§ **Exercise details**: Beginning with the line where "Give me the" appears, repeat every remaining line of the entries exactly, the last line included.

Website and app data records:
________________

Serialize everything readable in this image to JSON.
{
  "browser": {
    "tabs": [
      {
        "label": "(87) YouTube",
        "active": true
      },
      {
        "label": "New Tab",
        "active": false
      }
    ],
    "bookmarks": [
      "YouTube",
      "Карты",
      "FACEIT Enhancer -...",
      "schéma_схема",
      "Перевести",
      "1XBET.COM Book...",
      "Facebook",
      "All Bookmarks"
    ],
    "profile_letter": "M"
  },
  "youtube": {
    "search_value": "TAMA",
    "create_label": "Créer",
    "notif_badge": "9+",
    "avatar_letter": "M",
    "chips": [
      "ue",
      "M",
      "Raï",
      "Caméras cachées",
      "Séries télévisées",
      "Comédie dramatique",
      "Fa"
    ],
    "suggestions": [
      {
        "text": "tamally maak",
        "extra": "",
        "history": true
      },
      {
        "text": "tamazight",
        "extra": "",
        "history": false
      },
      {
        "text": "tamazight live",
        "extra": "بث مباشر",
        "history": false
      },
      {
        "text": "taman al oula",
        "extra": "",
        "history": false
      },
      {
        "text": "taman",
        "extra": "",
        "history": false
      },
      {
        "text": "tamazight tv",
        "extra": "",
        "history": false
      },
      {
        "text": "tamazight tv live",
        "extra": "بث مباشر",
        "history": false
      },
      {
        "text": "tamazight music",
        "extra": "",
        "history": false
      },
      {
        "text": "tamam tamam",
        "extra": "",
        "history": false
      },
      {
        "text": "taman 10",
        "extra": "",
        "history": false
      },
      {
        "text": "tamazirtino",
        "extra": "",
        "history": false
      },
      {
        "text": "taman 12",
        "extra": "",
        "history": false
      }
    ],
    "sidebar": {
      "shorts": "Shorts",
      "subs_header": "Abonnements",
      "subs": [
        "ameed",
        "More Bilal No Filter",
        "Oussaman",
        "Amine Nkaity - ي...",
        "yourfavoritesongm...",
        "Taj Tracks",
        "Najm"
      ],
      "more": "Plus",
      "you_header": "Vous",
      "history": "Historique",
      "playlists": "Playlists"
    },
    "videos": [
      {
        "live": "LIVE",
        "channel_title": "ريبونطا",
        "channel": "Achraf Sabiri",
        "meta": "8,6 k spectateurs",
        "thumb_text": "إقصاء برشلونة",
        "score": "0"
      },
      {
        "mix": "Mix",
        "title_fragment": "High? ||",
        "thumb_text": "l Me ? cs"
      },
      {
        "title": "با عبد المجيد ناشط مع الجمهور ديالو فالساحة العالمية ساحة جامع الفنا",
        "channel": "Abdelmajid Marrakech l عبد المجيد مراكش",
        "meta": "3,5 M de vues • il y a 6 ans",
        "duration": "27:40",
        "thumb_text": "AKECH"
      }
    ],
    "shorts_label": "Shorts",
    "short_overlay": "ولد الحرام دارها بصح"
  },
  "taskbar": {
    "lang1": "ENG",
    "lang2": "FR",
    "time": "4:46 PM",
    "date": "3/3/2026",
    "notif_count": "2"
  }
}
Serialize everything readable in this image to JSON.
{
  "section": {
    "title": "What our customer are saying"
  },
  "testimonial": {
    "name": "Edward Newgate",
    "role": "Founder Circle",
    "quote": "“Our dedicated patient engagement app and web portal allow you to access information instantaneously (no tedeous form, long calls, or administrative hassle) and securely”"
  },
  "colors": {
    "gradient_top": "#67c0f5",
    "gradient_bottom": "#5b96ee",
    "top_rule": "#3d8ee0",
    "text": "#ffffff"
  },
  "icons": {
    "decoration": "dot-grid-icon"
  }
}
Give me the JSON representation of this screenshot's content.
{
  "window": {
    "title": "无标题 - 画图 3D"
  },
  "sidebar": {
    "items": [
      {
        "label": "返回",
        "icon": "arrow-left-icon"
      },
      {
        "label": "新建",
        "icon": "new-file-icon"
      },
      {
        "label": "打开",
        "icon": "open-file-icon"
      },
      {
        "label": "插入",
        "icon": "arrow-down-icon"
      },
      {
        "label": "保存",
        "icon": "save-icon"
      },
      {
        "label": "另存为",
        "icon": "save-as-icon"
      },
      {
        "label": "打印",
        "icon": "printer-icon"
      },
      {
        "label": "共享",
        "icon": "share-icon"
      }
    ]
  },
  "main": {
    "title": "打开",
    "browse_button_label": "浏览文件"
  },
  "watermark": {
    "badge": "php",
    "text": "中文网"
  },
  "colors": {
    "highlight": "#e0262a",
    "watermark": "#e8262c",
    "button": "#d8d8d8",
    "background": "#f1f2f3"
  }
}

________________

§ **Finished exercise**:
Give me the JSON representation of this screenshot's content.
{
  "window": {
    "title": "无标题 - 画图 3D"
  },
  "sidebar": {
    "items": [
      {
        "label": "返回",
        "icon": "arrow-left-icon"
      },
      {
        "label": "新建",
        "icon": "new-file-icon"
      },
      {
        "label": "打开",
        "icon": "open-file-icon"
      },
      {
        "label": "插入",
        "icon": "arrow-down-icon"
      },
      {
        "label": "保存",
        "icon": "save-icon"
      },
      {
        "label": "另存为",
        "icon": "save-as-icon"
      },
      {
        "label": "打印",
        "icon": "printer-icon"
      },
      {
        "label": "共享",
        "icon": "share-icon"
      }
    ]
  },
  "main": {
    "title": "打开",
    "browse_button_label": "浏览文件"
  },
  "watermark": {
    "badge": "php",
    "text": "中文网"
  },
  "colors": {
    "highlight": "#e0262a",
    "watermark": "#e8262c",
    "button": "#d8d8d8",
    "background": "#f1f2f3"
  }
}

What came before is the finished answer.